Carbs are the single most important thing you can eat for weight loss and overall health – said the Doctor, even that the traditional thinkers think that Carbohydrates are bad for you. This is a believing that might go against everything you’ve heard, but he recommends eating a high-carbohydrate diet. Despite the fact that everyone think that carbohydrates contribute to insulin resistance, heart disease, and other health concerns, the truth is more complicated than that.
There are different types of carbs and tips how to eat them for your health
The word carbohydrates encompass a huge category. There are entirely different foods that fall into the “carbs” category a hot fudge sundae and cauliflower. Almost all plant foods fall into the carbohydrate category “slow carbs,” which are low-glycemic and don’t spike your blood sugar. Eating a cornucopia of good-quality, plant-based carbohydrates provides unique benefits, including high levels of vitamins and minerals, fiber, and special plant compounds with healing properties called phytonutrients. Most people eat quickly absorbed carbohydrates from sugar, high-fructose corn syrup, and white flour, which the body very efficiently turns into belly fat. Unfortunately they don’t choose the healthy slow carbs. Sugar scrambles all your normal appetite controls, so you consume more and more, driving your metabolism to convert it into lethal belly fat. Very important difference is in how carbohydrates affect your blood sugar. Sugar is different from calories that come from protein, fat, or non-starchy carbs.
The key difference are low-sugar carbohydrates like broccoli are slowly digested and don’t lead to blood sugar and insulin spikes. Slow carbs such as broccoli heal rather than harm.
About 75 percent of your carbohydrate intake should come from non-starchy veggies and low-glycemic fruits. When you focus on these low-glycemic-load plant foods, your weight normalizes. You feel better without the sugar crashes also that reduce your risk for numerous diseases.
Let’s go behind are-they-bad-or-good confusion and classify carbohydrates into four simple categories, using traffic-light colors, to help you make the optimal choices:
1. Forbidden carbs- Skip these altogether or use them very sparingly.
This category includes dried fruit, processed foods, and gluten-containing grains.
2. Red carbs – Go easy here.
These include starchy, high-glycemic cooked vegetables — like winter squashes, peas, potatoes, corn, and root vegetables such as beets — as well as higher-sugar fruits like grapes and melons. Portion these out and use them as treats, not dietary staples.
3. Yellow carbs- Eat these moderately
These include whole grains — like brown rice, quinoa, and buckwheat — legumes, dark berries, stone fruit, apples, and pears. All of these are nutrient-rich.
4. Green carbs – Eat all you want here!
Slow-burning, low-glycemic vegetables — like kale, broccoli, cauliflower, Brussels sprouts, cucumbers, and asparagus — should be the basis of your diet. Seaweed is another smart choice.
When might a low-carb diet be beneficial?
A patient will occasionally say that he did really well on a low-carb diet,”
I’m not denying they can work.

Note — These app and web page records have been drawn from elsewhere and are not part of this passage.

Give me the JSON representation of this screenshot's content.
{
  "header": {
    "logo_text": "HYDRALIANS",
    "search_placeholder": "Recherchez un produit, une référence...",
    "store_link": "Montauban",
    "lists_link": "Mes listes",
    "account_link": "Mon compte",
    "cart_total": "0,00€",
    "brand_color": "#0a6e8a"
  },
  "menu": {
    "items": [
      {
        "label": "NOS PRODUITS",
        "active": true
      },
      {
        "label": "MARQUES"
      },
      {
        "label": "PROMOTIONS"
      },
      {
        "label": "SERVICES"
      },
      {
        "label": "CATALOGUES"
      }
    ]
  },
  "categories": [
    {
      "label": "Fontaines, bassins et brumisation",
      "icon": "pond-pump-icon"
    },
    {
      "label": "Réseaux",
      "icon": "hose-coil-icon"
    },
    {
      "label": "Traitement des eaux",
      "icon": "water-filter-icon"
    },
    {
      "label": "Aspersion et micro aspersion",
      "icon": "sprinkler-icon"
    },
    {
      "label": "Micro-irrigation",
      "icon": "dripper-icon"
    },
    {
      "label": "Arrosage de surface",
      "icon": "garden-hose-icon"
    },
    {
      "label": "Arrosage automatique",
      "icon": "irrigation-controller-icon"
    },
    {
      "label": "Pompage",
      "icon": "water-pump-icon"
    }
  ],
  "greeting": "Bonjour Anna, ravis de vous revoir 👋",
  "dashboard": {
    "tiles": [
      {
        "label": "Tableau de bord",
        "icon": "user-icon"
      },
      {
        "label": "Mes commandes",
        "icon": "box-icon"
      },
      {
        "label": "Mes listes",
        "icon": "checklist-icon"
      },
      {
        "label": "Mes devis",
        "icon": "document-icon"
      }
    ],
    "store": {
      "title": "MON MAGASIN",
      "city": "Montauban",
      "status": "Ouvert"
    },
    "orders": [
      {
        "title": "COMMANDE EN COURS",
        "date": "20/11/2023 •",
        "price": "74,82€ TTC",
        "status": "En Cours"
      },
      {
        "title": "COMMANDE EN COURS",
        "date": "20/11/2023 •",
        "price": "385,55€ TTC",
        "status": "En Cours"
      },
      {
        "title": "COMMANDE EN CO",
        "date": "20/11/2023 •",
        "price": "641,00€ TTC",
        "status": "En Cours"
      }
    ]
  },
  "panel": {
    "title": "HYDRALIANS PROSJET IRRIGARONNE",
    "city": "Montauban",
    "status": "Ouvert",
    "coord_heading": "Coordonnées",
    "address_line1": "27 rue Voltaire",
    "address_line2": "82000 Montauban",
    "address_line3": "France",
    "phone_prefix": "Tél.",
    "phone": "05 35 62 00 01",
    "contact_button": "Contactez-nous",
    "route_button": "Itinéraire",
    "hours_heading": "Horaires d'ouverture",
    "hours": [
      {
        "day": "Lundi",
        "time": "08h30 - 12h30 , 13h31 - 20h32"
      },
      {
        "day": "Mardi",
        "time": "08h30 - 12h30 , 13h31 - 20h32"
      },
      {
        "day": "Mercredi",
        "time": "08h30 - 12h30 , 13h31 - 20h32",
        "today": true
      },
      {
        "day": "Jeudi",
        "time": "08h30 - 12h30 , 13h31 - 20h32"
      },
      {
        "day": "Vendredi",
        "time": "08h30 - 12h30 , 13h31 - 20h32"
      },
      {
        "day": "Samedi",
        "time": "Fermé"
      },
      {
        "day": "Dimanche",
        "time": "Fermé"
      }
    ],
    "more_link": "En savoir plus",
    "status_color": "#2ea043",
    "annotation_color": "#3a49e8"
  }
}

While nearly everyone does well with slow carbs, there are some cases in which a very low-carb diet can be beneficial.For people with type 2 diabetes, high blood sugar, or obesity, you may need to restrict or cut out good carbs, even starchy veggies and fruit, for a period of time before returning them to your diet. The trick involves gradually introducing slow carbs. As insulin sensitivity improves, you can increase your consumption of slow carbohydrates like lentils, yams, fruit, and whole grains from time to time.
Source : healthylifestory.net